— WHAT IS EXPECTED —
Each line below is to be repeated exactly; any picture is to be left out.

[Component data from apps and pages]
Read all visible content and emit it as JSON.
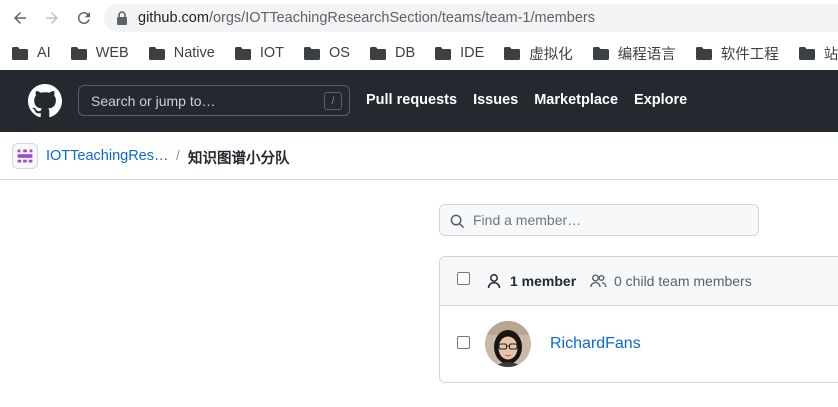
{
  "browser": {
    "url_host": "github.com",
    "url_path": "/orgs/IOTTeachingResearchSection/teams/team-1/members",
    "icons": [
      "back-arrow-icon",
      "forward-arrow-icon",
      "reload-icon",
      "lock-icon"
    ]
  },
  "bookmarks": [
    {
      "label": "AI"
    },
    {
      "label": "WEB"
    },
    {
      "label": "Native"
    },
    {
      "label": "IOT"
    },
    {
      "label": "OS"
    },
    {
      "label": "DB"
    },
    {
      "label": "IDE"
    },
    {
      "label": "虚拟化"
    },
    {
      "label": "编程语言"
    },
    {
      "label": "软件工程"
    },
    {
      "label": "站点"
    }
  ],
  "header": {
    "search_placeholder": "Search or jump to…",
    "search_shortcut": "/",
    "nav": [
      "Pull requests",
      "Issues",
      "Marketplace",
      "Explore"
    ],
    "colors": {
      "background": "#24292f",
      "text": "#ffffff"
    }
  },
  "breadcrumb": {
    "org": "IOTTeachingRes…",
    "separator": "/",
    "team": "知识图谱小分队"
  },
  "members": {
    "find_placeholder": "Find a member…",
    "member_count": "1 member",
    "child_team_members": "0 child team members",
    "list": [
      {
        "name": "RichardFans"
      }
    ]
  },
  "colors": {
    "link": "#0969da",
    "border": "#d0d7de",
    "muted": "#57606a"
  }
}
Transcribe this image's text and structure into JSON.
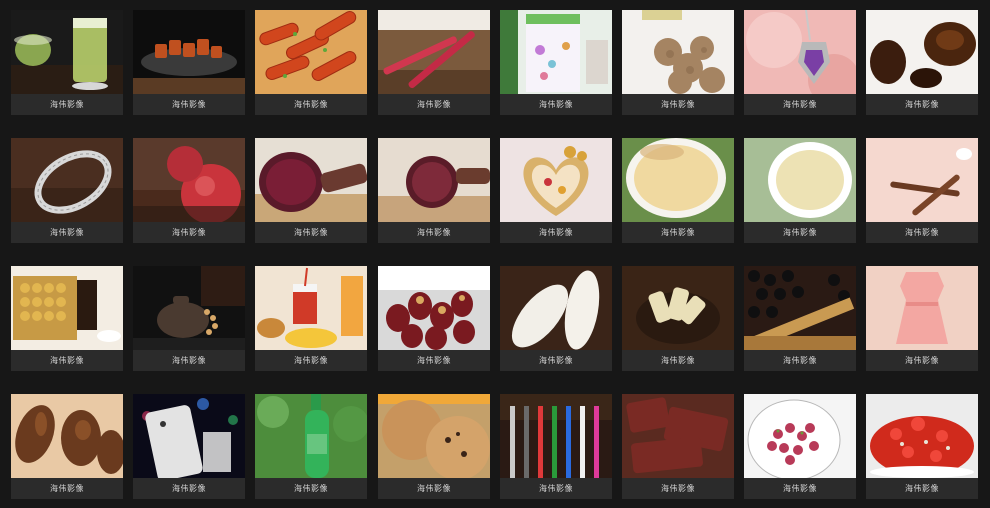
{
  "gallery": {
    "items": [
      {
        "caption": "海伟影像",
        "subject": "green-tea"
      },
      {
        "caption": "海伟影像",
        "subject": "braised-meat"
      },
      {
        "caption": "海伟影像",
        "subject": "spicy-rice-cakes"
      },
      {
        "caption": "海伟影像",
        "subject": "red-pens"
      },
      {
        "caption": "海伟影像",
        "subject": "flower-gift-box"
      },
      {
        "caption": "海伟影像",
        "subject": "walnuts"
      },
      {
        "caption": "海伟影像",
        "subject": "amethyst-pendant"
      },
      {
        "caption": "海伟影像",
        "subject": "black-fungus"
      },
      {
        "caption": "海伟影像",
        "subject": "silver-bracelet"
      },
      {
        "caption": "海伟影像",
        "subject": "red-apple"
      },
      {
        "caption": "海伟影像",
        "subject": "purple-sweet-potato"
      },
      {
        "caption": "海伟影像",
        "subject": "sliced-sweet-potato"
      },
      {
        "caption": "海伟影像",
        "subject": "heart-candy-box"
      },
      {
        "caption": "海伟影像",
        "subject": "honey-bowl"
      },
      {
        "caption": "海伟影像",
        "subject": "tea-cup"
      },
      {
        "caption": "海伟影像",
        "subject": "dried-roots"
      },
      {
        "caption": "海伟影像",
        "subject": "chocolate-box"
      },
      {
        "caption": "海伟影像",
        "subject": "clay-teapot"
      },
      {
        "caption": "海伟影像",
        "subject": "fast-food"
      },
      {
        "caption": "海伟影像",
        "subject": "red-dates"
      },
      {
        "caption": "海伟影像",
        "subject": "cuttlefish-bone"
      },
      {
        "caption": "海伟影像",
        "subject": "dried-slices"
      },
      {
        "caption": "海伟影像",
        "subject": "black-beans"
      },
      {
        "caption": "海伟影像",
        "subject": "pink-dress"
      },
      {
        "caption": "海伟影像",
        "subject": "dried-fungus"
      },
      {
        "caption": "海伟影像",
        "subject": "smartphone"
      },
      {
        "caption": "海伟影像",
        "subject": "green-bottle"
      },
      {
        "caption": "海伟影像",
        "subject": "cookies"
      },
      {
        "caption": "海伟影像",
        "subject": "e-cigarettes"
      },
      {
        "caption": "海伟影像",
        "subject": "dried-beef"
      },
      {
        "caption": "海伟影像",
        "subject": "rose-tea"
      },
      {
        "caption": "海伟影像",
        "subject": "chopped-chili"
      }
    ]
  }
}
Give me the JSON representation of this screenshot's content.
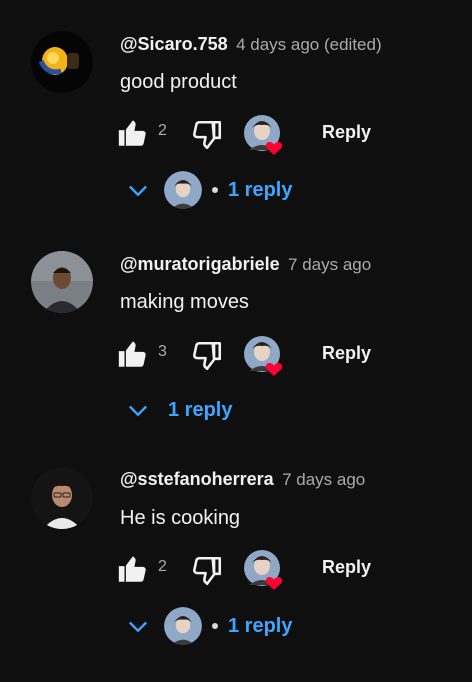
{
  "comments": [
    {
      "author": "@Sicaro.758",
      "time": "4 days ago (edited)",
      "text": "good product",
      "likes": "2",
      "reply_label": "Reply",
      "replies_label": "1 reply",
      "avatar": "lightbulb-avatar",
      "creator_replied": true
    },
    {
      "author": "@muratorigabriele",
      "time": "7 days ago",
      "text": "making moves",
      "likes": "3",
      "reply_label": "Reply",
      "replies_label": "1 reply",
      "avatar": "person-avatar",
      "creator_replied": false
    },
    {
      "author": "@sstefanoherrera",
      "time": "7 days ago",
      "text": "He is cooking",
      "likes": "2",
      "reply_label": "Reply",
      "replies_label": "1 reply",
      "avatar": "person-avatar",
      "creator_replied": true
    }
  ],
  "colors": {
    "background": "#0f0f0f",
    "link": "#3ea6ff",
    "heart": "#ff0033",
    "muted": "#aaaaaa"
  }
}
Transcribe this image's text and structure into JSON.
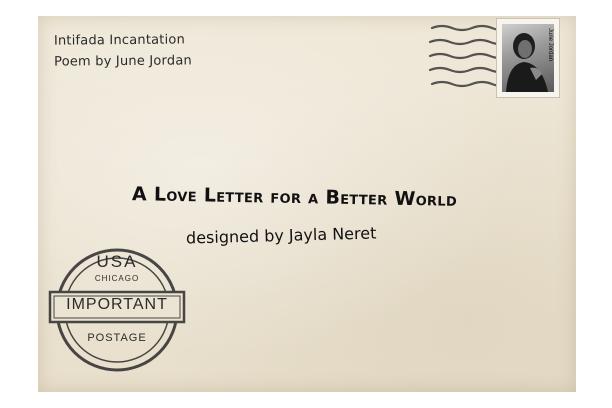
{
  "return_address": {
    "line1": "Intifada Incantation",
    "line2": "Poem by June Jordan"
  },
  "main": {
    "title": "A Love Letter for a Better World",
    "designer": "designed by Jayla Neret"
  },
  "stamp": {
    "name": "June Jordan"
  },
  "seal": {
    "country": "USA",
    "city": "CHICAGO",
    "label": "IMPORTANT",
    "footer": "POSTAGE"
  },
  "colors": {
    "envelope": "#ece5d4",
    "ink": "#2b2b2b"
  }
}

— SOLUTION BELOW —
Read all visible content and emit it as JSON.
{
  "browser": {
    "url_host": "github.com",
    "url_path": "/orgs/IOTTeachingResearchSection/teams/team-1/members",
    "icons": [
      "back-arrow-icon",
      "forward-arrow-icon",
      "reload-icon",
      "lock-icon"
    ]
  },
  "bookmarks": [
    {
      "label": "AI"
    },
    {
      "label": "WEB"
    },
    {
      "label": "Native"
    },
    {
      "label": "IOT"
    },
    {
      "label": "OS"
    },
    {
      "label": "DB"
    },
    {
      "label": "IDE"
    },
    {
      "label": "虚拟化"
    },
    {
      "label": "编程语言"
    },
    {
      "label": "软件工程"
    },
    {
      "label": "站点"
    }
  ],
  "header": {
    "search_placeholder": "Search or jump to…",
    "search_shortcut": "/",
    "nav": [
      "Pull requests",
      "Issues",
      "Marketplace",
      "Explore"
    ],
    "colors": {
      "background": "#24292f",
      "text": "#ffffff"
    }
  },
  "breadcrumb": {
    "org": "IOTTeachingRes…",
    "separator": "/",
    "team": "知识图谱小分队"
  },
  "members": {
    "find_placeholder": "Find a member…",
    "member_count": "1 member",
    "child_team_members": "0 child team members",
    "list": [
      {
        "name": "RichardFans"
      }
    ]
  },
  "colors": {
    "link": "#0969da",
    "border": "#d0d7de",
    "muted": "#57606a"
  }
}
Transcribe this image's text and structure into JSON.
{
  "gallery": {
    "items": [
      {
        "caption": "海伟影像",
        "subject": "green-tea"
      },
      {
        "caption": "海伟影像",
        "subject": "braised-meat"
      },
      {
        "caption": "海伟影像",
        "subject": "spicy-rice-cakes"
      },
      {
        "caption": "海伟影像",
        "subject": "red-pens"
      },
      {
        "caption": "海伟影像",
        "subject": "flower-gift-box"
      },
      {
        "caption": "海伟影像",
        "subject": "walnuts"
      },
      {
        "caption": "海伟影像",
        "subject": "amethyst-pendant"
      },
      {
        "caption": "海伟影像",
        "subject": "black-fungus"
      },
      {
        "caption": "海伟影像",
        "subject": "silver-bracelet"
      },
      {
        "caption": "海伟影像",
        "subject": "red-apple"
      },
      {
        "caption": "海伟影像",
        "subject": "purple-sweet-potato"
      },
      {
        "caption": "海伟影像",
        "subject": "sliced-sweet-potato"
      },
      {
        "caption": "海伟影像",
        "subject": "heart-candy-box"
      },
      {
        "caption": "海伟影像",
        "subject": "honey-bowl"
      },
      {
        "caption": "海伟影像",
        "subject": "tea-cup"
      },
      {
        "caption": "海伟影像",
        "subject": "dried-roots"
      },
      {
        "caption": "海伟影像",
        "subject": "chocolate-box"
      },
      {
        "caption": "海伟影像",
        "subject": "clay-teapot"
      },
      {
        "caption": "海伟影像",
        "subject": "fast-food"
      },
      {
        "caption": "海伟影像",
        "subject": "red-dates"
      },
      {
        "caption": "海伟影像",
        "subject": "cuttlefish-bone"
      },
      {
        "caption": "海伟影像",
        "subject": "dried-slices"
      },
      {
        "caption": "海伟影像",
        "subject": "black-beans"
      },
      {
        "caption": "海伟影像",
        "subject": "pink-dress"
      },
      {
        "caption": "海伟影像",
        "subject": "dried-fungus"
      },
      {
        "caption": "海伟影像",
        "subject": "smartphone"
      },
      {
        "caption": "海伟影像",
        "subject": "green-bottle"
      },
      {
        "caption": "海伟影像",
        "subject": "cookies"
      },
      {
        "caption": "海伟影像",
        "subject": "e-cigarettes"
      },
      {
        "caption": "海伟影像",
        "subject": "dried-beef"
      },
      {
        "caption": "海伟影像",
        "subject": "rose-tea"
      },
      {
        "caption": "海伟影像",
        "subject": "chopped-chili"
      }
    ]
  }
}
Give me the JSON representation of this screenshot's content.
{
  "comments": [
    {
      "author": "@Sicaro.758",
      "time": "4 days ago (edited)",
      "text": "good product",
      "likes": "2",
      "reply_label": "Reply",
      "replies_label": "1 reply",
      "avatar": "lightbulb-avatar",
      "creator_replied": true
    },
    {
      "author": "@muratorigabriele",
      "time": "7 days ago",
      "text": "making moves",
      "likes": "3",
      "reply_label": "Reply",
      "replies_label": "1 reply",
      "avatar": "person-avatar",
      "creator_replied": false
    },
    {
      "author": "@sstefanoherrera",
      "time": "7 days ago",
      "text": "He is cooking",
      "likes": "2",
      "reply_label": "Reply",
      "replies_label": "1 reply",
      "avatar": "person-avatar",
      "creator_replied": true
    }
  ],
  "colors": {
    "background": "#0f0f0f",
    "link": "#3ea6ff",
    "heart": "#ff0033",
    "muted": "#aaaaaa"
  }
}
Transcribe this image's text and structure into JSON.
{
  "return_address": {
    "line1": "Intifada Incantation",
    "line2": "Poem by June Jordan"
  },
  "main": {
    "title": "A Love Letter for a Better World",
    "designer": "designed by Jayla Neret"
  },
  "stamp": {
    "name": "June Jordan"
  },
  "seal": {
    "country": "USA",
    "city": "CHICAGO",
    "label": "IMPORTANT",
    "footer": "POSTAGE"
  },
  "colors": {
    "envelope": "#ece5d4",
    "ink": "#2b2b2b"
  }
}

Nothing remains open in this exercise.